Wetlands for Sustainable Livelihoods, Harare’s story
Today is World Wetlands Day; the 2016 theme is ‘Wetlands for our Future: Sustainable Livelihoods’. This theme is selected to demonstrate the vital role of wetlands for the future of humanity and specifically their relevance towards achieving the new Sustainable Development Goals.
World Wetlands Day is celebrated every year on 2 February. This day marks the date of the adoption of the Convention on Wetlands on 2 February 1971, in the Iranian city of Ramsar on the shores of the Caspian Sea. Since 1997, the Ramsar Secretariat provides outreach materials to help raise public awareness about the importance and value of wetlands.
Livelihoods from fishing, rice farming, travel, tourism, and water provision all depend on wetlands. And wetlands are vital to us in many other ways. They host a huge variety of life, protect our coastlines, provide natural sponges against river flooding, and store carbon dioxide to regulate climate change.
We all depend on wetlands to supply freshwater for our daily needs, but more than one billion people around the world depend directly on wetlands to earn an income through activities such as fishing, rice growing, selling water, construction, weaving, medicine, transport and tourism. For these people, healthy wetlands are essential for their livelihoods and vital for their wellbeing.
Situation: a vicious circle
Despite all the jobs and other vital benefits that wetlands provide, 64% of the world’s wetlands have disappeared since 1900.
The wetlands that still remain are often so degraded that the people who directly rely on wetlands for their living – often the very poor – are driven into even deeper poverty. In addition, by 2025, it is estimated that 35% of people will directly face declining water supplies.
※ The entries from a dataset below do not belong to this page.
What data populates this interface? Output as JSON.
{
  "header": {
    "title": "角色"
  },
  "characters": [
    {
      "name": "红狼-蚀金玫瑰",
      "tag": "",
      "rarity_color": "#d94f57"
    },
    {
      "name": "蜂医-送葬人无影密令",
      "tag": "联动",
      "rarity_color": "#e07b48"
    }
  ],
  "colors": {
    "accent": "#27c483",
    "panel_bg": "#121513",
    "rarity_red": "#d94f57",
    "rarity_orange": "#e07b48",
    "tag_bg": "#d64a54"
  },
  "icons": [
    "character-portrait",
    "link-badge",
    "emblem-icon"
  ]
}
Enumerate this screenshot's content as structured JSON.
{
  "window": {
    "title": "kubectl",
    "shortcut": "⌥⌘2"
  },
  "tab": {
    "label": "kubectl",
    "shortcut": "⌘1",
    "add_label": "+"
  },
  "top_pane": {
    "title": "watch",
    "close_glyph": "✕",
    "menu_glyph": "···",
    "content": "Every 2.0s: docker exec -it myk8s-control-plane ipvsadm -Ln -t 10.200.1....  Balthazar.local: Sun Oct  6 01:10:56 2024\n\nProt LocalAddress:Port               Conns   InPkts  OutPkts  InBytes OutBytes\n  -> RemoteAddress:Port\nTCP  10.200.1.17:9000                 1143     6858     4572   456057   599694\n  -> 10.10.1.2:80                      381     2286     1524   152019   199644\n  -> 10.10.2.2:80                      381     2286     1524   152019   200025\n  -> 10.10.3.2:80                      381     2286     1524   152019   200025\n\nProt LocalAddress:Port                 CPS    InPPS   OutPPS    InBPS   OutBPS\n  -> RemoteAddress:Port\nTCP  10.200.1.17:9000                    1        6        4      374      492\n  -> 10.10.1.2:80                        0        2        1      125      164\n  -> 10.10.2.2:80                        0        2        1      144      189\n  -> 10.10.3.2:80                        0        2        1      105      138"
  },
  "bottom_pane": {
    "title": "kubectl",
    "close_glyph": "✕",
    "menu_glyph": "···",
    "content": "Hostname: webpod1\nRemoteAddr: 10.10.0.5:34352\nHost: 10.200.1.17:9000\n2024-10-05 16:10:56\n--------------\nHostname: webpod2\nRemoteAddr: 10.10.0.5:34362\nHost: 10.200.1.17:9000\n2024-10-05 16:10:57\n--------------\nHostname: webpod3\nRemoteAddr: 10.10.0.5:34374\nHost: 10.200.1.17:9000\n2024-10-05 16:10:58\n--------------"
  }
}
This is the result of a point of view that mistakenly sees wetlands as wasteland.
Solution: a virtuous cycle
Enabling people to make a decent living while ensuring that wetlands will always provide drinkable water, biodiversity, food and their many other benefits, do not have to be conflicting goals. In fact, the new UN Sustainable Development Goals underline that reducing poverty requires us to protect and restore ecosystems such as wetlands.
Harare, capital of Zimbabwe, has a problem with water supply. Often unavailable, and grossly polluted, it costs millions of dollars a year to treat. Yet, Harare, nestled within a natural wetland has the gift of nature of easy access to plentiful and clean water – as long the source area is protected.
Walking on wetlands near the Central Business District two weeks ago was a reminder that the value of, and the threat to wetlands, is an everyday occurrence. Alas, city development puts increasing pressure on the remaining wetlands that circle the city and lie alongside an expanding suburbia.
Because the wetlands are seasonal, and dry in the winter, some economic interests even dispute their definition as wetlands. But, the reality is that Harare’s water crisis is by and large a self-made one. It is, however, increasingly understood that by working with the wetlands as part of nature’s natural capital, they can help the city provide its much needed sustainable water supply.
The bit-by-bit erosion of wetlands that serve Harare so well, is a common global story. The piecemeal fragmentation of wetlands is ongoing, a little here and a little there (1), driven by multiple pressures (2) and insufficient understanding of how wetlands can be part of the solution to sustainable water supply, flood relief, mitigation to climate change, and a host of other services.
The global importance of wetlands is highlighted by Sustainable Development Goal 6, Target 6.6 calling for the protection and restoration of water-related ecosystems, including wetlands (3). The Ramsar Convention (4), a global treaty from 1971, now with 169 contracting parties, promotes the Wise Use of Wetlands.
As global needs for water, energy and food production require dramatic increases of efficient use of resources to meet demand, wetlands have an important role to play. We destroy and neglect them at our own risk.
(1) Davidson, N. (2014). How much wetland has the world lost? Long-term and recent trends in global wetland area. Marine and Freshwater Research, dx.doi.org/10.1071/MF14173.
(2) Asselen SV, Verburg PH, Vermaat JE, Janse JH (2013) , Drivers of Wetland Conversion: a Global Meta-Analysis. PLoS ONE 8(11): e81292.
(3) An excellent overview of the Sustainabale Development Goals.
(4) The Ramsar website.
This article was originally published in UNESCO-IHE and has been republished with authors permission.